Evolution is what we need in politics – Change to the Alternative Vote
What is it that creates such anger and scaremongering in the press about the Alternative Vote?
We have a once in a lifetime opportunity to pass judgment on our current voting system and consider whether it might not be improved by allowing us to cast our votes more honestly.
It’s not a vote for a revolution; only for a small, evolutionary change. We hardly ever get consulted about these things, and it’s only thanks to producing a hung Parliament that we have the opportunity next week.
Alternative Voting means all MPs would have the support of a majority of their voters. Compare that with the 2010 election when two thirds of MPs lacked majority support, the highest figure in British political history. How can that be acceptable?

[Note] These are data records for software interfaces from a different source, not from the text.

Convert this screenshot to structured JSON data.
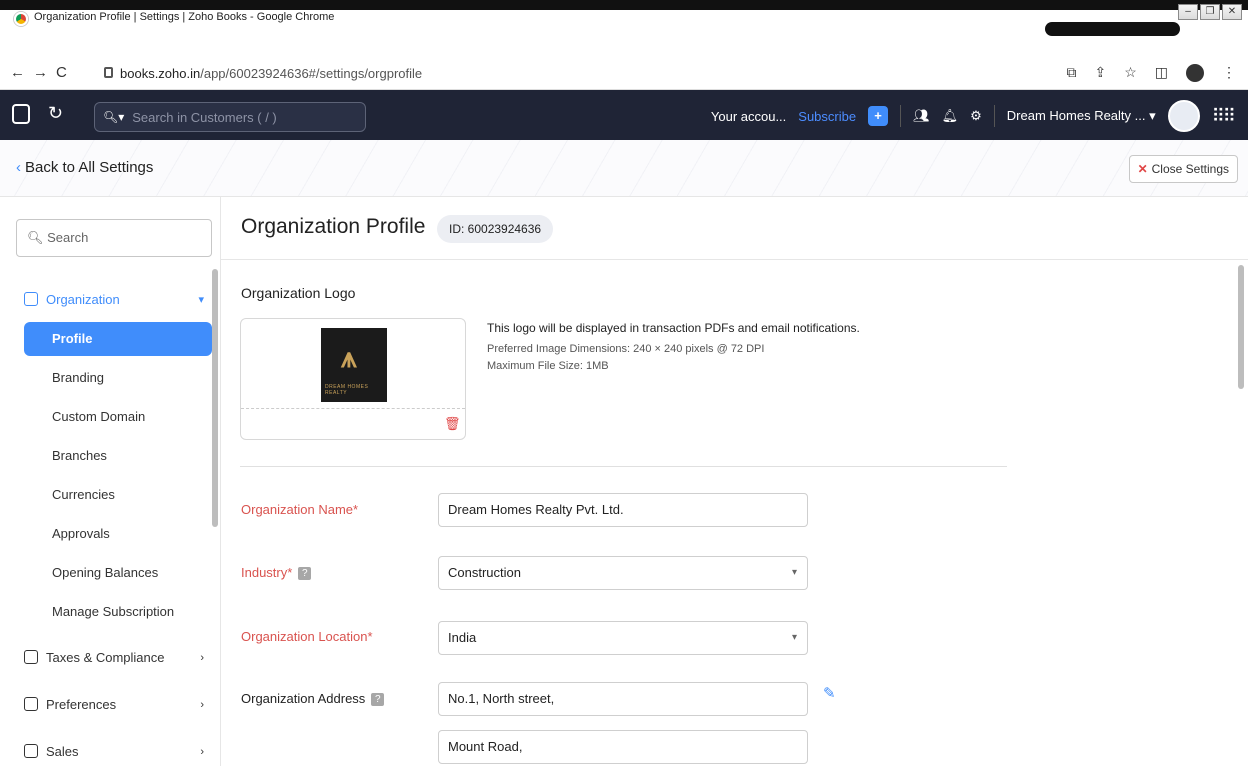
{
  "browser": {
    "window_title": "Organization Profile | Settings | Zoho Books - Google Chrome",
    "url_host": "books.zoho.in",
    "url_path": "/app/60023924636#/settings/orgprofile"
  },
  "appbar": {
    "search_placeholder": "Search in Customers ( / )",
    "account_text": "Your accou...",
    "subscribe_label": "Subscribe",
    "org_name": "Dream Homes Realty ... ▾"
  },
  "settings_bar": {
    "back_label": "Back to All Settings",
    "close_label": "Close Settings"
  },
  "sidebar": {
    "search_placeholder": "Search",
    "items": [
      {
        "label": "Organization"
      },
      {
        "label": "Profile"
      },
      {
        "label": "Branding"
      },
      {
        "label": "Custom Domain"
      },
      {
        "label": "Branches"
      },
      {
        "label": "Currencies"
      },
      {
        "label": "Approvals"
      },
      {
        "label": "Opening Balances"
      },
      {
        "label": "Manage Subscription"
      },
      {
        "label": "Taxes & Compliance"
      },
      {
        "label": "Preferences"
      },
      {
        "label": "Sales"
      }
    ]
  },
  "main": {
    "title": "Organization Profile",
    "id_badge": "ID: 60023924636",
    "logo_section_title": "Organization Logo",
    "logo_brand_text": "DREAM HOMES REALTY",
    "logo_info_line1": "This logo will be displayed in transaction PDFs and email notifications.",
    "logo_info_line2": "Preferred Image Dimensions: 240 × 240 pixels @ 72 DPI",
    "logo_info_line3": "Maximum File Size: 1MB",
    "fields": {
      "org_name_label": "Organization Name*",
      "org_name_value": "Dream Homes Realty Pvt. Ltd.",
      "industry_label": "Industry*",
      "industry_value": "Construction",
      "location_label": "Organization Location*",
      "location_value": "India",
      "address_label": "Organization Address",
      "address_line1": "No.1, North street,",
      "address_line2": "Mount Road,"
    }
  }
}
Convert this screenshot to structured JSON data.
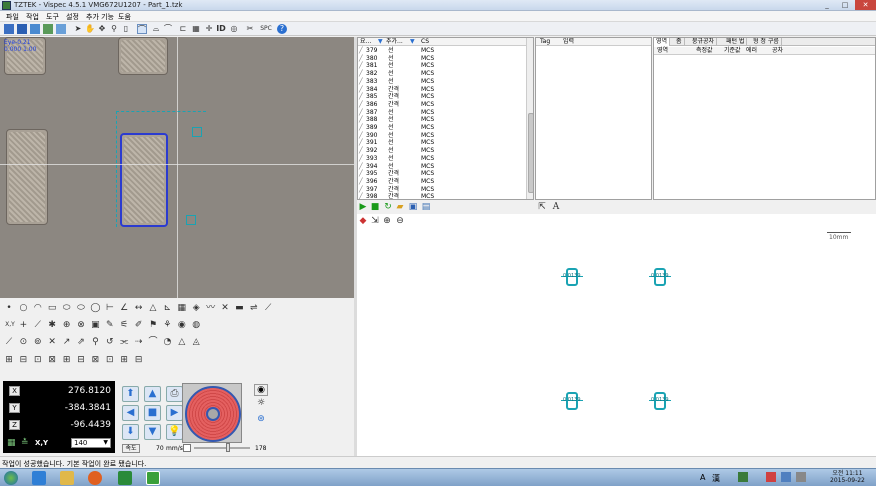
{
  "window": {
    "title": "TZTEK - Vispec 4.5.1 VMG672U1207 - Part_1.tzk",
    "minimize": "_",
    "maximize": "□",
    "close": "✕"
  },
  "menu": [
    "파일",
    "작업",
    "도구",
    "설정",
    "추가 기능",
    "도움"
  ],
  "toolbar": {
    "id_label": "ID",
    "spc_label": "SPC"
  },
  "camera": {
    "overlay_line1": "Eye-0.21",
    "overlay_line2": "0.000 1.00"
  },
  "feature_list": {
    "headers": [
      "요...",
      "추가...",
      "CS"
    ],
    "rows": [
      {
        "n": "379",
        "type": "선",
        "cs": "MCS"
      },
      {
        "n": "380",
        "type": "선",
        "cs": "MCS"
      },
      {
        "n": "381",
        "type": "선",
        "cs": "MCS"
      },
      {
        "n": "382",
        "type": "선",
        "cs": "MCS"
      },
      {
        "n": "383",
        "type": "선",
        "cs": "MCS"
      },
      {
        "n": "384",
        "type": "간격",
        "cs": "MCS"
      },
      {
        "n": "385",
        "type": "간격",
        "cs": "MCS"
      },
      {
        "n": "386",
        "type": "간격",
        "cs": "MCS"
      },
      {
        "n": "387",
        "type": "선",
        "cs": "MCS"
      },
      {
        "n": "388",
        "type": "선",
        "cs": "MCS"
      },
      {
        "n": "389",
        "type": "선",
        "cs": "MCS"
      },
      {
        "n": "390",
        "type": "선",
        "cs": "MCS"
      },
      {
        "n": "391",
        "type": "선",
        "cs": "MCS"
      },
      {
        "n": "392",
        "type": "선",
        "cs": "MCS"
      },
      {
        "n": "393",
        "type": "선",
        "cs": "MCS"
      },
      {
        "n": "394",
        "type": "선",
        "cs": "MCS"
      },
      {
        "n": "395",
        "type": "간격",
        "cs": "MCS"
      },
      {
        "n": "396",
        "type": "간격",
        "cs": "MCS"
      },
      {
        "n": "397",
        "type": "간격",
        "cs": "MCS"
      },
      {
        "n": "398",
        "type": "간격",
        "cs": "MCS"
      }
    ]
  },
  "tag_panel": {
    "headers": [
      "Tag",
      "입력"
    ]
  },
  "result_panel": {
    "tabs": [
      "영역",
      "좀",
      "붕규공차",
      "패턴 법",
      "형 정 구름"
    ],
    "columns": [
      "영역",
      "측정값",
      "기준값",
      "에러",
      "공차"
    ]
  },
  "graphic_view": {
    "scale_label": "10mm",
    "features": [
      {
        "label": "0.0139"
      },
      {
        "label": "0.0139"
      },
      {
        "label": "0.0139"
      },
      {
        "label": "0.0139"
      }
    ]
  },
  "dro": {
    "x_label": "X",
    "y_label": "Y",
    "z_label": "Z",
    "x_value": "276.8120",
    "y_value": "-384.3841",
    "z_value": "-96.4439",
    "xy_label": "X,Y",
    "dropdown_value": "140"
  },
  "jog": {
    "speed_button": "속도",
    "speed_value": "70",
    "speed_unit": "mm/s",
    "slider_value": "178"
  },
  "status": {
    "message": "작업이 성공했습니다.  기본 작업이 완료 됐습니다."
  },
  "taskbar": {
    "lang": "A",
    "lang2": "漢",
    "time": "오전 11:11",
    "date": "2015-09-22"
  },
  "colors": {
    "accent": "#2a6fd0",
    "feature": "#1aa3b3",
    "laser_ring": "#e05050",
    "background_camera": "#8c8781"
  }
}
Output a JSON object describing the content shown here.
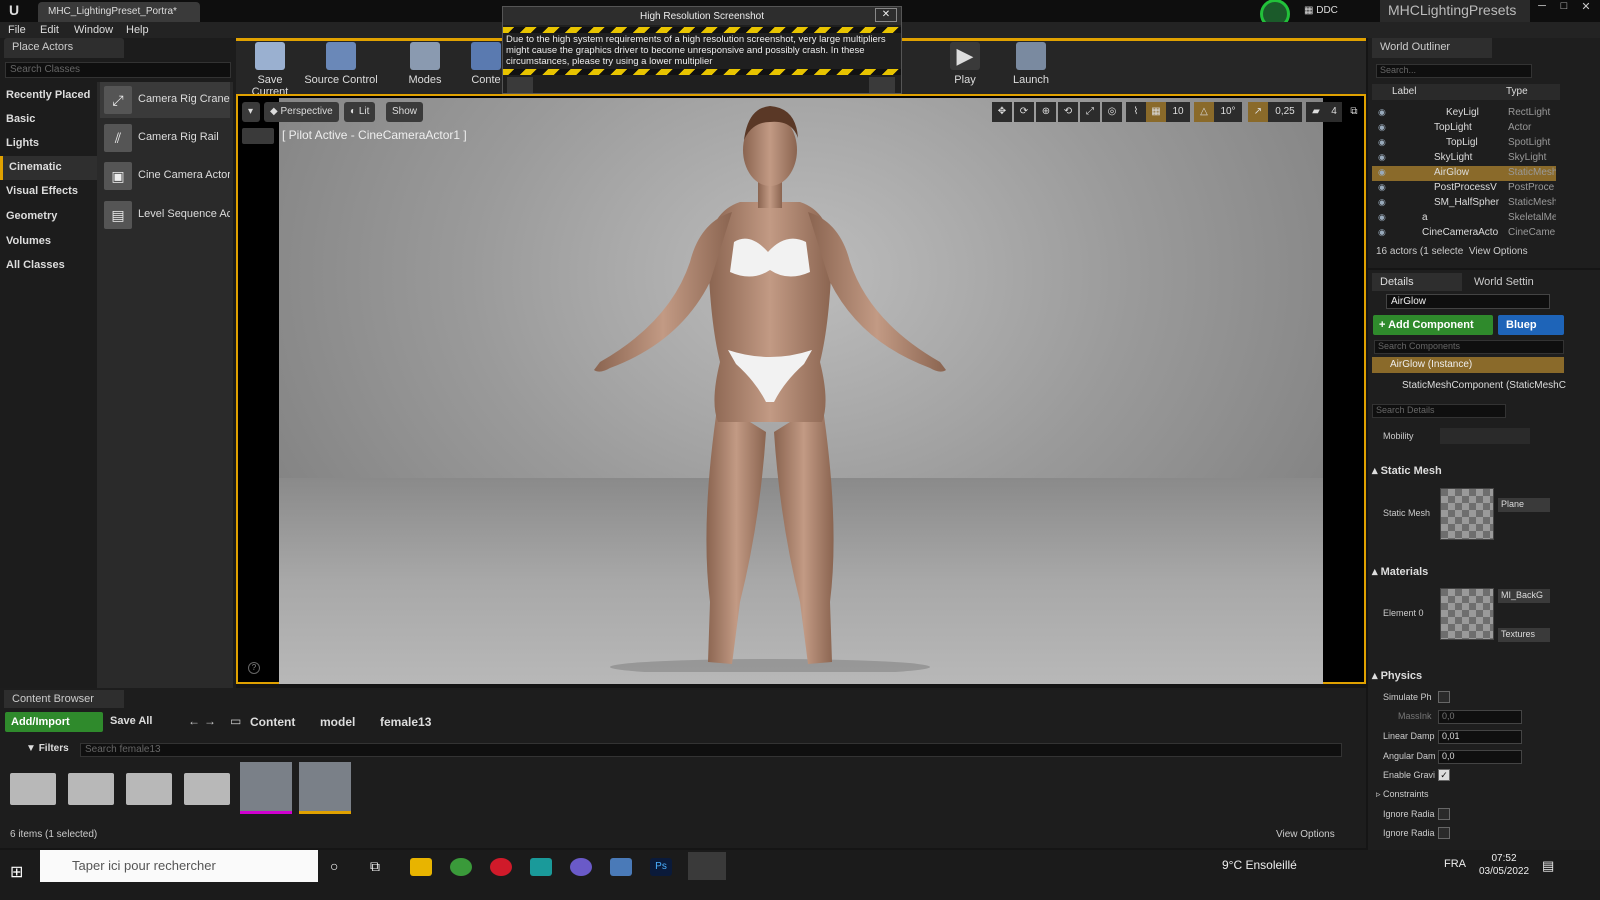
{
  "window": {
    "tab_title": "MHC_LightingPreset_Portra*",
    "ddc_label": "DDC",
    "project_name": "MHCLightingPresets",
    "minimize": "─",
    "maximize": "□",
    "close": "✕"
  },
  "menu": [
    "File",
    "Edit",
    "Window",
    "Help"
  ],
  "place_actors": {
    "tab": "Place Actors",
    "search_placeholder": "Search Classes",
    "categories": [
      "Recently Placed",
      "Basic",
      "Lights",
      "Cinematic",
      "Visual Effects",
      "Geometry",
      "Volumes",
      "All Classes"
    ],
    "selected_category": "Cinematic",
    "items": [
      "Camera Rig Crane",
      "Camera Rig Rail",
      "Cine Camera Actor",
      "Level Sequence Ac"
    ]
  },
  "toolbar": {
    "save_current": "Save Current",
    "source_control": "Source Control",
    "modes": "Modes",
    "content": "Conte",
    "play": "Play",
    "launch": "Launch"
  },
  "dialog": {
    "title": "High Resolution Screenshot",
    "text": "Due to the high system requirements of a high resolution screenshot, very large multipliers might cause the graphics driver to become unresponsive and possibly crash. In these circumstances, please try using a lower multiplier",
    "close": "✕"
  },
  "viewport": {
    "perspective": "Perspective",
    "lit": "Lit",
    "show": "Show",
    "pilot_label": "[ Pilot Active - CineCameraActor1 ]",
    "grid_snap": "10",
    "rot_snap": "10°",
    "scale_snap": "0,25",
    "cam_speed": "4"
  },
  "outliner": {
    "tab": "World Outliner",
    "search_placeholder": "Search...",
    "col_label": "Label",
    "col_type": "Type",
    "rows": [
      {
        "name": "KeyLigl",
        "type": "RectLight",
        "indent": 2
      },
      {
        "name": "TopLight",
        "type": "Actor",
        "indent": 1
      },
      {
        "name": "TopLigl",
        "type": "SpotLight",
        "indent": 2
      },
      {
        "name": "SkyLight",
        "type": "SkyLight",
        "indent": 1
      },
      {
        "name": "AirGlow",
        "type": "StaticMesh",
        "indent": 1,
        "selected": true
      },
      {
        "name": "PostProcessV",
        "type": "PostProce",
        "indent": 1
      },
      {
        "name": "SM_HalfSpher",
        "type": "StaticMesh",
        "indent": 1
      },
      {
        "name": "a",
        "type": "SkeletalMe",
        "indent": 0
      },
      {
        "name": "CineCameraActo",
        "type": "CineCame",
        "indent": 0
      }
    ],
    "status": "16 actors (1 selecte",
    "view_options": "View Options"
  },
  "details": {
    "tab": "Details",
    "world_settings_tab": "World Settin",
    "actor_name": "AirGlow",
    "add_component": "+ Add Component",
    "blueprint": "Bluep",
    "search_components": "Search Components",
    "instance": "AirGlow (Instance)",
    "component": "StaticMeshComponent (StaticMeshC",
    "search_details": "Search Details",
    "mobility": "Mobility",
    "static_mesh_section": "Static Mesh",
    "static_mesh_label": "Static Mesh",
    "static_mesh_value": "Plane",
    "materials_section": "Materials",
    "element0_label": "Element 0",
    "material_value": "MI_BackG",
    "textures": "Textures",
    "physics_section": "Physics",
    "simulate": "Simulate Ph",
    "mass": "MassInk",
    "mass_value": "0,0",
    "linear_damp": "Linear Damp",
    "linear_damp_value": "0,01",
    "angular_damp": "Angular Dam",
    "angular_damp_value": "0,0",
    "enable_gravity": "Enable Gravi",
    "constraints": "Constraints",
    "ignore_radial1": "Ignore Radia",
    "ignore_radial2": "Ignore Radia"
  },
  "content_browser": {
    "tab": "Content Browser",
    "add_import": "Add/Import",
    "save_all": "Save All",
    "breadcrumb": [
      "Content",
      "model",
      "female13"
    ],
    "filters": "Filters",
    "search_placeholder": "Search female13",
    "status": "6 items (1 selected)",
    "view_options": "View Options"
  },
  "taskbar": {
    "search_placeholder": "Taper ici pour rechercher",
    "weather": "9°C  Ensoleillé",
    "lang": "FRA",
    "time": "07:52",
    "date": "03/05/2022"
  },
  "colors": {
    "accent": "#e0a100",
    "green": "#2f8a2c",
    "blue": "#1e64b8"
  }
}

Alternative Voting System Explained:
- There is no need to redraw constituency boundaries
- It penalises extremist parties who are unlikely to gain many second-preference votes
- It eliminates the need for tactical voting, so you can vote without fear of wasting your vote.
- It encourages candidates to chase second- and third-preferences, which lessens the need for negative campaigning – don’t we all get fed up with that – as a candidate doesn’t want to alienate the supporters of another candidate whose second preferences they want.
AV is alive and active in many areas of our lives already:
- Leadership elections for Labour and Liberal Democrats
- Elections for UK parliamentary officials including Select Committee Chairs
- Elections for the Academy Award for Best Picture
- Australian House of Representatives
- Millions of people in membership organisations, businesses and trade unions internal elections
- Most Student Union elections
- Irish Presidential election
- Numerous American City, Mayoral and district elections
AV is the best system when you’re out to elect a single winner.
If you don’t bother to vote next week you should never again complain about the political system. If you are swayed by the scaremongering of the No vote camp, we don’t deserve to think of ourselves as intelligent citizens.
So please, turn out and vote. Make your vote count. Decide on the facts, not the frenzy. Go for fairness, transparency and greater democracy.
Val Reynolds Brown, Editor
Mary Ann Sieghart, The i 25 April 2011
The Electoral Reform Society www.electoral-reform.org.uk